What is required:
The lines to copy from the data below are those that hold the string "title".

Records for processing:
--------------------

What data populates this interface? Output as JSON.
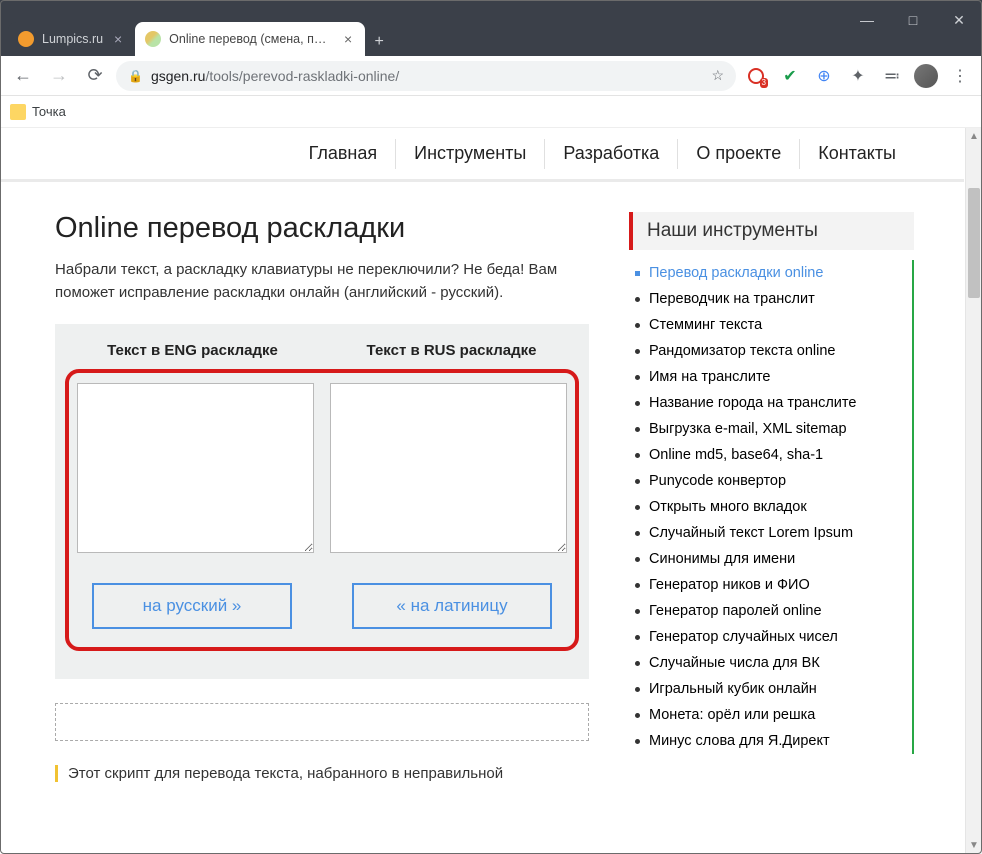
{
  "browser": {
    "tabs": [
      {
        "title": "Lumpics.ru",
        "active": false
      },
      {
        "title": "Online перевод (смена, перекл",
        "active": true
      }
    ],
    "url_domain": "gsgen.ru",
    "url_path": "/tools/perevod-raskladki-online/",
    "bookmark": "Точка"
  },
  "nav": {
    "items": [
      "Главная",
      "Инструменты",
      "Разработка",
      "О проекте",
      "Контакты"
    ]
  },
  "main": {
    "heading": "Online перевод раскладки",
    "lead": "Набрали текст, а раскладку клавиатуры не переключили? Не беда! Вам поможет исправление раскладки онлайн (английский - русский).",
    "col_eng_label": "Текст в ENG раскладке",
    "col_rus_label": "Текст в RUS раскладке",
    "btn_to_ru": "на русский »",
    "btn_to_lat": "« на латиницу",
    "eng_value": "",
    "rus_value": "",
    "footer_text": "Этот скрипт для перевода текста, набранного в неправильной"
  },
  "sidebar": {
    "heading": "Наши инструменты",
    "items": [
      "Перевод раскладки online",
      "Переводчик на транслит",
      "Стемминг текста",
      "Рандомизатор текста online",
      "Имя на транслите",
      "Название города на транслите",
      "Выгрузка e-mail, XML sitemap",
      "Online md5, base64, sha-1",
      "Punycode конвертор",
      "Открыть много вкладок",
      "Случайный текст Lorem Ipsum",
      "Синонимы для имени",
      "Генератор ников и ФИО",
      "Генератор паролей online",
      "Генератор случайных чисел",
      "Случайные числа для ВК",
      "Игральный кубик онлайн",
      "Монета: орёл или решка",
      "Минус слова для Я.Директ"
    ],
    "active_index": 0
  }
}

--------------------

Reply:
        "title": "Lumpics.ru",
        "title": "Online перевод (смена, перекл",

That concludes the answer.